Monday, June 23, 2014
Review of "The Mockingbird Next Door" - A Rare Glimpse Into The Life of Harper Lee
Journalist Marja Mills has pulled off an extraordinary coup on several levels. At one level, she managed, through patience, perseverance and integrity, to overcome the decades-long animosity that Harper Lee has nursed against journalists. Her almost reclusive life in sleepy Monroeville, Alabama has been constrained largely by her desire to stay out of the public eye. The whirlwind of publicity that came her way after the success of her novel, "To Kill A Mockingbird" left her painfully gun shy.
At a second level, having gained the trust of Ms. Lee and her older sister, Alice Lee, Ms. Mills manages in this book, "The Mockingbird Next Door," to reveal fascinating aspects of the Lee family history, the history of Monroeville and environs and the lives of Alice and Nelle (Harper Lee's given first name) without over breaking trust or confidentiality. This is a remarkable achievement in journalism and in inter-personal relationships.
The book was years in the making, and was well worth the wait. I have loved "To Kill A Mockingbird" since my high school days of feasting on the book and the film with the iconic depiction of Atticus Finch by Gregory Peck. In this book, author Mills shares wonderful snippets about Harper Lee's life-long friendship with Gregory Peck and his wife, as well as the stormy relationship with Truman Capote, who was the inspiration for the character of Dill in the novel. In this telling of the Lee family story, elder sister Alice comes across as a fascinating one-of-a-kind woman - still practicing law at age 90. Harper describes her sister as "Atticus Finch in a skirt."

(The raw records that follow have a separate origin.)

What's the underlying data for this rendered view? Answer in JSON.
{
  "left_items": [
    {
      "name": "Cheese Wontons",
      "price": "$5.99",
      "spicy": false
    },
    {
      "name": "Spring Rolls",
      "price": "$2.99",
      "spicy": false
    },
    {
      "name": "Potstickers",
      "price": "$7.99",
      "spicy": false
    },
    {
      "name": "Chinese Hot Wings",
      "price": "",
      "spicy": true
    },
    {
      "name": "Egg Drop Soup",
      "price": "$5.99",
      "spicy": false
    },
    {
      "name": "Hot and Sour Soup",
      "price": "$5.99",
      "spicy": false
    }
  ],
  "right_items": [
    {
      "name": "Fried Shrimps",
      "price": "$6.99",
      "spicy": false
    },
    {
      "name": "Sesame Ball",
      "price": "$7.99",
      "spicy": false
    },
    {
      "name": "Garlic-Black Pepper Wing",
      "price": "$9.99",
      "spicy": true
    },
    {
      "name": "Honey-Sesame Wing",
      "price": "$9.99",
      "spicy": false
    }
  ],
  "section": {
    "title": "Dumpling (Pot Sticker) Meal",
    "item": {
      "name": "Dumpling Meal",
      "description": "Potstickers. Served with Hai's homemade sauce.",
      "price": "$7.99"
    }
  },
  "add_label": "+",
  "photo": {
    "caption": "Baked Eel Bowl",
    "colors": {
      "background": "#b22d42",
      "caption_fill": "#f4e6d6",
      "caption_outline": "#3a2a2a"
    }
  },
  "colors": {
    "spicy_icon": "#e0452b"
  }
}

This beautifully written book has driven me to re-read "To Kill A Mockingbird" and to watch one more time the fine film adaptation that was a highlight of my youth..Any fan of Harper Lee's novel will enjoy Ms. Mills' behind-the-scenes look at life in a part of the world that is unique.